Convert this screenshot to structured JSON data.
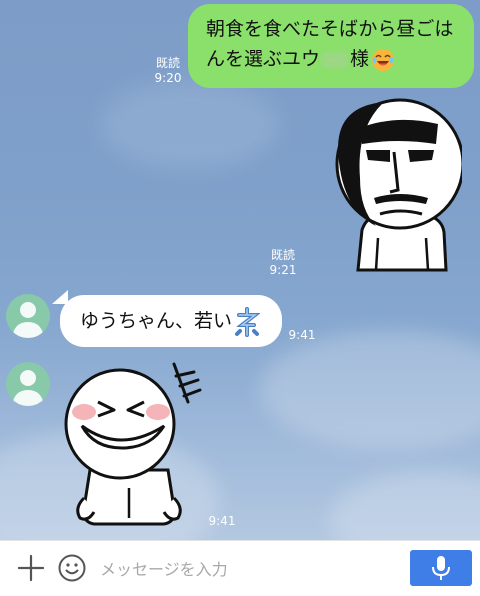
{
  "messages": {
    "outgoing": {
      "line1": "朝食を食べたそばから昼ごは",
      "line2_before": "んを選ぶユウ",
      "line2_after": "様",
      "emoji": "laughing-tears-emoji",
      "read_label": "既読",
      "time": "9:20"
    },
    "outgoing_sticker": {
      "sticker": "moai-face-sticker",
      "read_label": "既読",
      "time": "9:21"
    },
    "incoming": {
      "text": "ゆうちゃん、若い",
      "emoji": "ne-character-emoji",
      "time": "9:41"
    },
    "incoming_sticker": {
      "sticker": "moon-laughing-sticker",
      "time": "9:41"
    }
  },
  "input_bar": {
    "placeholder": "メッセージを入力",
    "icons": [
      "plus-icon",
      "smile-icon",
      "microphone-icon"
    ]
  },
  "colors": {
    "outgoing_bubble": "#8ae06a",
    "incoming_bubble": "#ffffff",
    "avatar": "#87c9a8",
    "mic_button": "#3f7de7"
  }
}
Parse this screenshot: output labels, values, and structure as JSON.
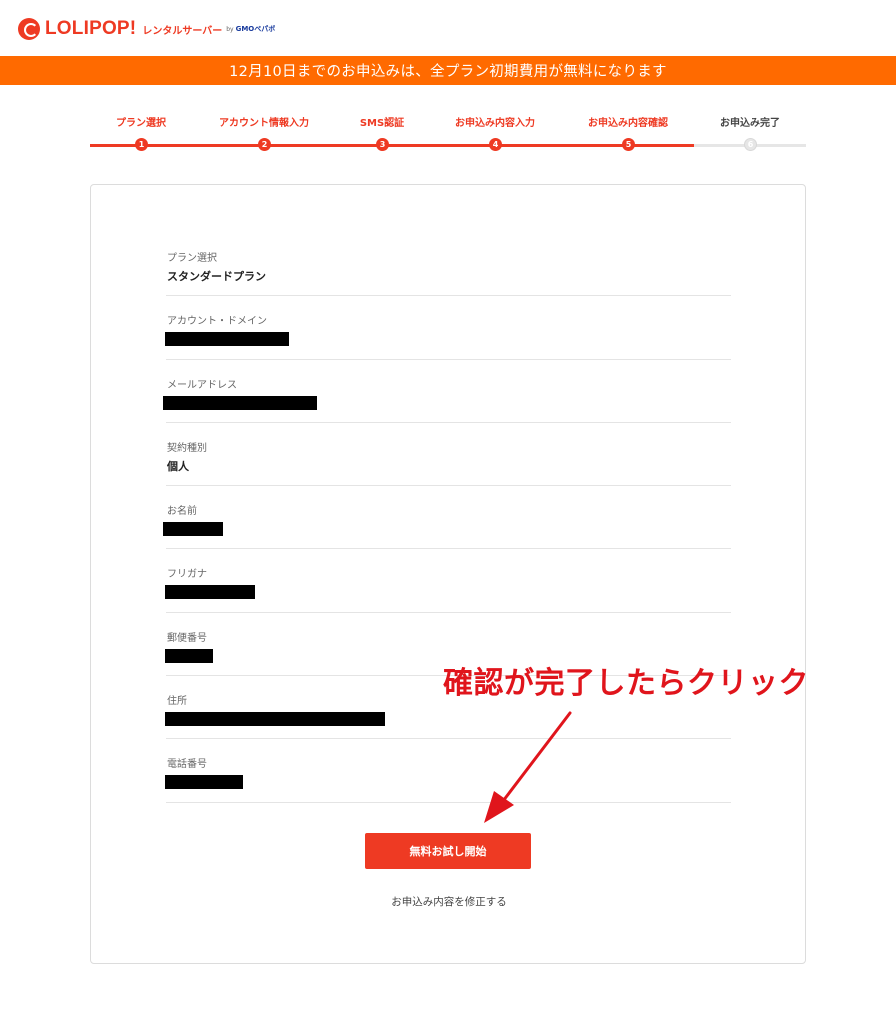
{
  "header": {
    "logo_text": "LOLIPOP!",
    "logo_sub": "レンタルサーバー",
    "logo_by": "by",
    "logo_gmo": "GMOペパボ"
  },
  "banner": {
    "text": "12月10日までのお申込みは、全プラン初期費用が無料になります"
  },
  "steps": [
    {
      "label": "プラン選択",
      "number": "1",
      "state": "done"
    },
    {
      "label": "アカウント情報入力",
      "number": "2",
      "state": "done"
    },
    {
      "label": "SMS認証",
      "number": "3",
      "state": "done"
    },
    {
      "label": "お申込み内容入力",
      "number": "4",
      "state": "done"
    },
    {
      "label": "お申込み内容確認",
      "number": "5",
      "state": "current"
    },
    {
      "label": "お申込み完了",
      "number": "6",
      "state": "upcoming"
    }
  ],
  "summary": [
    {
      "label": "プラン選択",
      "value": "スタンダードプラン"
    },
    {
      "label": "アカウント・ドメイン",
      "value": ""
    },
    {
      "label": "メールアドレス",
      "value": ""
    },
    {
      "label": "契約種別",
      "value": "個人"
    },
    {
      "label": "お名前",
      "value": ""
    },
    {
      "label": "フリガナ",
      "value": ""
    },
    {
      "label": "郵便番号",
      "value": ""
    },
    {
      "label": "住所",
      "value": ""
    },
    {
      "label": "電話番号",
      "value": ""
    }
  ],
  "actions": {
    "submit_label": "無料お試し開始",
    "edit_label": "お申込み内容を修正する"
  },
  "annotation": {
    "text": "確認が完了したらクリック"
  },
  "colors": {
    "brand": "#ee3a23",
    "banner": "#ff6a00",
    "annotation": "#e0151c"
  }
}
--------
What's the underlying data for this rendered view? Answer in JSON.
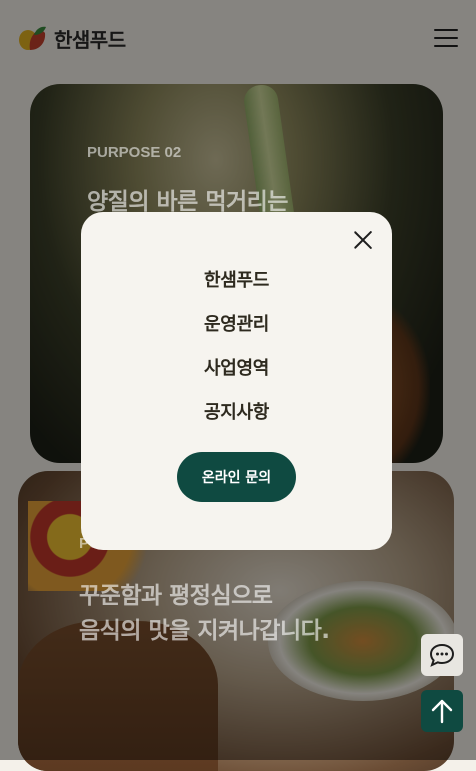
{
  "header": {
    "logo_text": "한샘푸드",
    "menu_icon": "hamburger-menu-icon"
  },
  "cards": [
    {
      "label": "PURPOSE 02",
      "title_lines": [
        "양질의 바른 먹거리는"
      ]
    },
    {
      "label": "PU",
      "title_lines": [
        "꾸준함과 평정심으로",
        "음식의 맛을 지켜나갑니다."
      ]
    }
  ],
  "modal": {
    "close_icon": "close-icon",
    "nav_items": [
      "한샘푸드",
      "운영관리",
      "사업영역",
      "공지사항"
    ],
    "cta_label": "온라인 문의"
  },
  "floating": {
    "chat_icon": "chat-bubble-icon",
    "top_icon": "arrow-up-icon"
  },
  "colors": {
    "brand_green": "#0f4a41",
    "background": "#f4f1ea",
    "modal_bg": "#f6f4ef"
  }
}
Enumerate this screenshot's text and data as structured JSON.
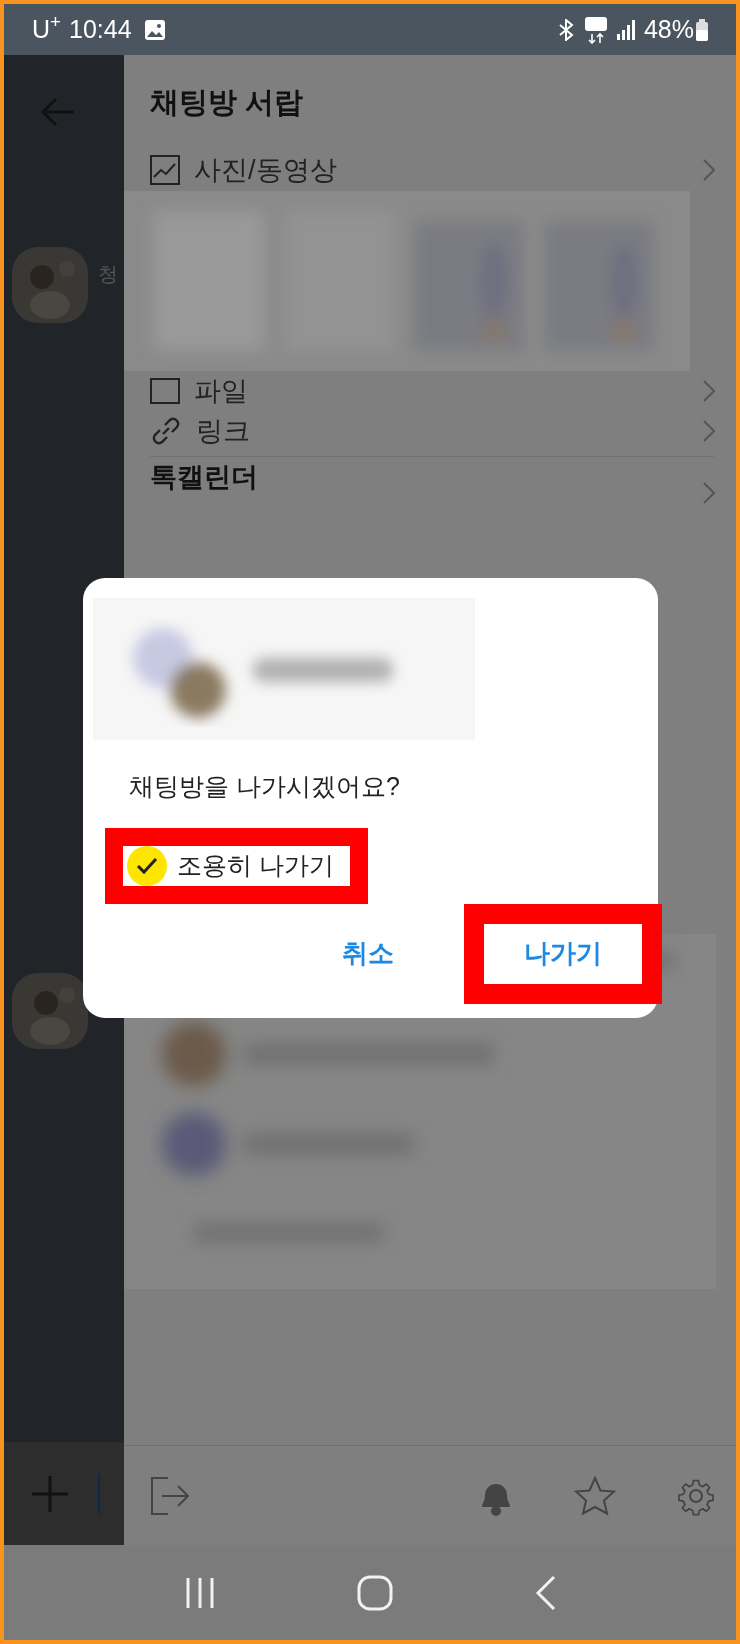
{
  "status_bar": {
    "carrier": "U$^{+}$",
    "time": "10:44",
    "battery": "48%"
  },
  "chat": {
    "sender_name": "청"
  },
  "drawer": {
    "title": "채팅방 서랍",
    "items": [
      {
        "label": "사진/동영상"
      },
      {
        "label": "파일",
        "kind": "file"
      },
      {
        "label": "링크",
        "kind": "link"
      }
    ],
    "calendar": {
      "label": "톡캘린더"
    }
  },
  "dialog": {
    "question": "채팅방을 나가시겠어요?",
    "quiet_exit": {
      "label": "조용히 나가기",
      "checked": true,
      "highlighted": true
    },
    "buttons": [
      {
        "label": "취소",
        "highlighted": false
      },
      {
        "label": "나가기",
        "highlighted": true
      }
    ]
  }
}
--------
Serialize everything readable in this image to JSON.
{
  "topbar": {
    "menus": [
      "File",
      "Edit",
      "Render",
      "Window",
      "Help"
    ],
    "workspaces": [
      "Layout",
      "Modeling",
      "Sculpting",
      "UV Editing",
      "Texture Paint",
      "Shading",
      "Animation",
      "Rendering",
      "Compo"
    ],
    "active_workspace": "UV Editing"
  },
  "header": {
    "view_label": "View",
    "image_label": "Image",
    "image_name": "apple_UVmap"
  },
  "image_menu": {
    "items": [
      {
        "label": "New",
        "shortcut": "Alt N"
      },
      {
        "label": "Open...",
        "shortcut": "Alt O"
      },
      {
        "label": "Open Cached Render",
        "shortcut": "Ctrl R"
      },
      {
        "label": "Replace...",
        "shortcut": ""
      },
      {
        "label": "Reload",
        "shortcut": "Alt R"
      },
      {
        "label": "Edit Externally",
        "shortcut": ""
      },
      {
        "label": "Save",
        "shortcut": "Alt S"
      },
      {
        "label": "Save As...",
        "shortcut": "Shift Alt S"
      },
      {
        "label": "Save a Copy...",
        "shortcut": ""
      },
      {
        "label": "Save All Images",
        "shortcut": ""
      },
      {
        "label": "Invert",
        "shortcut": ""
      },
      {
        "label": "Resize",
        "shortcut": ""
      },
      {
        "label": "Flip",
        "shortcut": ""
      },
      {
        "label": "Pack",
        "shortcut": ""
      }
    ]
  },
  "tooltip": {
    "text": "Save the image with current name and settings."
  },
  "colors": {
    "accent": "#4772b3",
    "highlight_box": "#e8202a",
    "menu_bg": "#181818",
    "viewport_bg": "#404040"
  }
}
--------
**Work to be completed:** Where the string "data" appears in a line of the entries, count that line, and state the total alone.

**Answer to this task:** 3